Have a routine that you use to start your day that becomes automatic and thoughtless
It's really hard to write a 80,000-word novel, but it's very simple to write down 500 words every morning if it's so embedded into your routine that you don't even have to think about it (and at that rate your novel will be complete in just over five months). You can build similar routines for reading, exercise, meditation, candle-making, or whatever you like. And these routines won't complicate your life because they barely require any effort once they've become automatic.
Selectively avoid tasks that you suspect may be unimportant.
One time there was a huge report that I was dreading completing because it required a ton of work and it was unclear whether anybody would ever want to read it or not. I procrastinated so long that I missed the deadline by three months. Guess what: Nobody even knew it was gone (our group's interests had moved on to other topics), and had I actually spent 50 hours writing it, the effort would have been totally wasted. Pausing to consider whether work is truly important or not can yield a lot of time savings. This doesn't work for everything (obviously most of your job responsibilities are necessary/required) but can periodically be a valuable tactic. This will also teach you to think more critically about time pressure, and learn when to discount it (and therefore be less anxious day-to-day).

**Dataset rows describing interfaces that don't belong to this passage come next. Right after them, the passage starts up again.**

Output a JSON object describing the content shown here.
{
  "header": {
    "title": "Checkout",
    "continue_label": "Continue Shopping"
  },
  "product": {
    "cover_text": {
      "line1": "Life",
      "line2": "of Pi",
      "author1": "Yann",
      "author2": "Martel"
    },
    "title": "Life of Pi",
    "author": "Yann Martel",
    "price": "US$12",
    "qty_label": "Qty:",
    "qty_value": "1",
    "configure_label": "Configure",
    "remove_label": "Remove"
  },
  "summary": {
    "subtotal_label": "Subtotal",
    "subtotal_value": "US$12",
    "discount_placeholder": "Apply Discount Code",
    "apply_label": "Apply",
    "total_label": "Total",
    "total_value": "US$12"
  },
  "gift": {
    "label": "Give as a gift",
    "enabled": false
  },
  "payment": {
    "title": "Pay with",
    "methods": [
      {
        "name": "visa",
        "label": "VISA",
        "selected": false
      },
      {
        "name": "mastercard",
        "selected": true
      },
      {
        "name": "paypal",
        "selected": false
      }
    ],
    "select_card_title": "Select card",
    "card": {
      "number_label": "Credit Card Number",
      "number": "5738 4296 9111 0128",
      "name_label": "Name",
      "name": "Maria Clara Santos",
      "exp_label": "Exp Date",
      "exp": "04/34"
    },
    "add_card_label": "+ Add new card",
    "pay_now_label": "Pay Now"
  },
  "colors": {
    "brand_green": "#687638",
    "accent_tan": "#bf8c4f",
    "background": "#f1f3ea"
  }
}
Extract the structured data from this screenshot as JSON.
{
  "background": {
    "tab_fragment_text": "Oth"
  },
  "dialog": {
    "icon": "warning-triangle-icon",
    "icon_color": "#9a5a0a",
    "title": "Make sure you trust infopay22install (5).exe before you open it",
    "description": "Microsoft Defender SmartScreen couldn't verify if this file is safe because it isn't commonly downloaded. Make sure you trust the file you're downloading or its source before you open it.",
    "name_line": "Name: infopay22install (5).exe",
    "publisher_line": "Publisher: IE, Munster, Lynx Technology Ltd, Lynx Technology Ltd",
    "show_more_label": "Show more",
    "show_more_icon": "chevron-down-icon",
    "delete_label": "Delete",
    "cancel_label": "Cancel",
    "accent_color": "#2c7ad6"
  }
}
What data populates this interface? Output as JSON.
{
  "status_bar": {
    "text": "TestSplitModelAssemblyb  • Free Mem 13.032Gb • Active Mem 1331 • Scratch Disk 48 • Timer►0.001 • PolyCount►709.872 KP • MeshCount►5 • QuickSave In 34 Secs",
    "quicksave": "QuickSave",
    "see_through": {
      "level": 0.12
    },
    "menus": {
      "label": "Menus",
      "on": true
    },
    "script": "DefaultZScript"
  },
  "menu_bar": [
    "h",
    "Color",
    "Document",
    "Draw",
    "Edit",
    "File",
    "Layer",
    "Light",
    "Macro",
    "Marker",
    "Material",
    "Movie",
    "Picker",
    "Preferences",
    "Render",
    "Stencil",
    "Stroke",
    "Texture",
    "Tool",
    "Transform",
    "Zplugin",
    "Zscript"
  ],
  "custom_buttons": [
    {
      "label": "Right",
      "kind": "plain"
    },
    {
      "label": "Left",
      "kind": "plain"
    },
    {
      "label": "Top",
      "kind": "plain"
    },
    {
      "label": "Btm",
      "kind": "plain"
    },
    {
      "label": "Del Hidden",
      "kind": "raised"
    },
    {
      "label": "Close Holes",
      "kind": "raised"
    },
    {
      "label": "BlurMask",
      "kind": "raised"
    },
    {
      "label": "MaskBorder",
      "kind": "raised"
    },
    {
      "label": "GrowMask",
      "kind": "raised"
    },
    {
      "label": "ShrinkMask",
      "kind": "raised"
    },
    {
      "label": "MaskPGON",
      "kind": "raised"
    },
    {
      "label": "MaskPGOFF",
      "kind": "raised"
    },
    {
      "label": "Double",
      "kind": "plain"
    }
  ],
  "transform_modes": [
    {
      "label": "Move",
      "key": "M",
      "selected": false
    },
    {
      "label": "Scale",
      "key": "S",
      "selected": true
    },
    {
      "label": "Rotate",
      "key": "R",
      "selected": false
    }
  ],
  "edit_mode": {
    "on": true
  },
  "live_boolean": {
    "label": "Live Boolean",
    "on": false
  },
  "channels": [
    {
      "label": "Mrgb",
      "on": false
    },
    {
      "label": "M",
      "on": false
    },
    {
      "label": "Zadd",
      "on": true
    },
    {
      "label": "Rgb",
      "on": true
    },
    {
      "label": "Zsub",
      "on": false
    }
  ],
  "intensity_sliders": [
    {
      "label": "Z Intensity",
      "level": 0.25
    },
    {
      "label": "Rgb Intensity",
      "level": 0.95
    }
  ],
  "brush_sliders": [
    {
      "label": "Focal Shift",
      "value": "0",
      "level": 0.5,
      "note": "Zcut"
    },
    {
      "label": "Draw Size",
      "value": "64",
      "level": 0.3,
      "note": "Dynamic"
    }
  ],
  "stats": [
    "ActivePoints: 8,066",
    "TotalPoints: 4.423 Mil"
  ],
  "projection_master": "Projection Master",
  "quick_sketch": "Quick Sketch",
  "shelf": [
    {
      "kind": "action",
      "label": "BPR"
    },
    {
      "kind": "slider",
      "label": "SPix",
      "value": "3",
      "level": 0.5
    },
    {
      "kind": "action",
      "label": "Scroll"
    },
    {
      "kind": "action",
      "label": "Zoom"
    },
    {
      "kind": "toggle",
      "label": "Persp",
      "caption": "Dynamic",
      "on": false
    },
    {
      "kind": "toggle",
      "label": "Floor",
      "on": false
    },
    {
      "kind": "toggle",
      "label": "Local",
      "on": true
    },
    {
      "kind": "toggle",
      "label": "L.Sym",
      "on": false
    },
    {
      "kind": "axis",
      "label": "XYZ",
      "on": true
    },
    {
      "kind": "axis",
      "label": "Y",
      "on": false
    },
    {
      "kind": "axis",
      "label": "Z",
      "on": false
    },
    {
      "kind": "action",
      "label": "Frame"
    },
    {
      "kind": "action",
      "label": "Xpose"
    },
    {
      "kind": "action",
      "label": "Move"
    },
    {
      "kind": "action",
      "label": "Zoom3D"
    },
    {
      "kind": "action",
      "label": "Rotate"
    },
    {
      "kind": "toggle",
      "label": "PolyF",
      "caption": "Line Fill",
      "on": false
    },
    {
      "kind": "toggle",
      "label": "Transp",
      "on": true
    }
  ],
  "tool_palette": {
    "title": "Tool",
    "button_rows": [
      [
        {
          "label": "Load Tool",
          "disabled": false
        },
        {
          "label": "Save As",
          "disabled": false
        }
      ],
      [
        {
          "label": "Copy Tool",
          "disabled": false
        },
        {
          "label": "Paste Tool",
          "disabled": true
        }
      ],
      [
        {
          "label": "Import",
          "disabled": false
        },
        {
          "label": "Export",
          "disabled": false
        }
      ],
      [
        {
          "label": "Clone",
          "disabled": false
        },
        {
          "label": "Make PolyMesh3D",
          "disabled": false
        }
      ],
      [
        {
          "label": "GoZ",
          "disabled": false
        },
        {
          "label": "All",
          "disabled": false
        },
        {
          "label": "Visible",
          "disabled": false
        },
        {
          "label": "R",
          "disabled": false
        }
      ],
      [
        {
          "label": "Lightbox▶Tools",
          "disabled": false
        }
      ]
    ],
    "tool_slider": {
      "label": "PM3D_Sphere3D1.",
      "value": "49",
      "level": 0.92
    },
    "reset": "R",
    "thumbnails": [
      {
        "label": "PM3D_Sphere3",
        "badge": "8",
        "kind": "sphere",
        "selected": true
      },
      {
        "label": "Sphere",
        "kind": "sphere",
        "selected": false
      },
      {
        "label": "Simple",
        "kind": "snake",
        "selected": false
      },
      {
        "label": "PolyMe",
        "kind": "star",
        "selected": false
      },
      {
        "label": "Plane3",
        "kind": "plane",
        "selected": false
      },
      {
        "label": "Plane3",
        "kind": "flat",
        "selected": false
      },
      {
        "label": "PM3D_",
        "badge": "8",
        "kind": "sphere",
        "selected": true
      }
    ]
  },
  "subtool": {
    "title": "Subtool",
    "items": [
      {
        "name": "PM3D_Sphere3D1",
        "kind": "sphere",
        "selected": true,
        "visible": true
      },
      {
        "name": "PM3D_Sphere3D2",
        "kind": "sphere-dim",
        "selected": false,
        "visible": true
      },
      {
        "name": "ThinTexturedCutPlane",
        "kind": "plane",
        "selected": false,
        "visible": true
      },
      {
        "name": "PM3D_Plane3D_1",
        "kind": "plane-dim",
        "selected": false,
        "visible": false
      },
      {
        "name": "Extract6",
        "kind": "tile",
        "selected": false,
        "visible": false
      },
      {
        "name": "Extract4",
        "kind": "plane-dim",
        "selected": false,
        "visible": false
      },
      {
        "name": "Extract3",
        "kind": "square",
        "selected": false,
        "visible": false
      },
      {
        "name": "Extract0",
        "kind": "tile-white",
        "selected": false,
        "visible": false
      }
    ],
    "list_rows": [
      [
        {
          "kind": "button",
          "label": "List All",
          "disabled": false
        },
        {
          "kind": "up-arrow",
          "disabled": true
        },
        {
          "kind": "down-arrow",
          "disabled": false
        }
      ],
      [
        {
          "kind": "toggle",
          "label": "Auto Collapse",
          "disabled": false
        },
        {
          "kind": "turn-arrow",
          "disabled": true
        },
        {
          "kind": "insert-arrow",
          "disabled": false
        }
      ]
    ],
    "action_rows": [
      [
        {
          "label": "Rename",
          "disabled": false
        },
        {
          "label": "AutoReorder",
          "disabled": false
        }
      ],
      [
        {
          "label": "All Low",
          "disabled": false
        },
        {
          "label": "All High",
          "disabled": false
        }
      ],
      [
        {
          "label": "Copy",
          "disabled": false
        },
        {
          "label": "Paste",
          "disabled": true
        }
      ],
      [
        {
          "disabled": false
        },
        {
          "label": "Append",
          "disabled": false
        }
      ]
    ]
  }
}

Reduce the number of ways people can reach you.
After you've checked SMS, WhatsApp, voicemail, e-mail, your second e-mail account, Facebook messages, LinkedIn messages, Twitter mentions, Twitter DMs, Quora messages, snail mail, and Slack for the third time in a given day, you've lost the opportunity to actually, ya know, get anything done. Narrow down the number of communications media you use, and batch process the messages that arrive, to reclaim your day.
Get comfortable not having an opinion on most things.
At least 99% of the time, our opinion of a certain topic is totally meaningless and has no impact on the real world, yet we spend countless hours hang-wringing over crap that is totally out of our control. Newsflash: Your rooting interest in a football game has no influence on the outcome of the match. Newsflash: Your opinion on gay marriage will not change how the Supreme Court rules on the topic. We would all save a lot of time and aggravation if we confined our opinions to domains over which we actually have control. (Which isn't to say that there's no value in being an informed citizen, but man we sure do spend a lot more time advocating for our own opinions than working to change the outcomes.)
Remember that in 200 years, it's very likely that nobody alive will know that you ever existed.
Most of our daily frustrations and triumphs will amount to nothing in the end. So: Don't spend your whole life doing things that make you feel crappy. Very soon we'll all be dead and none of this will matter. There's nothing simpler than that.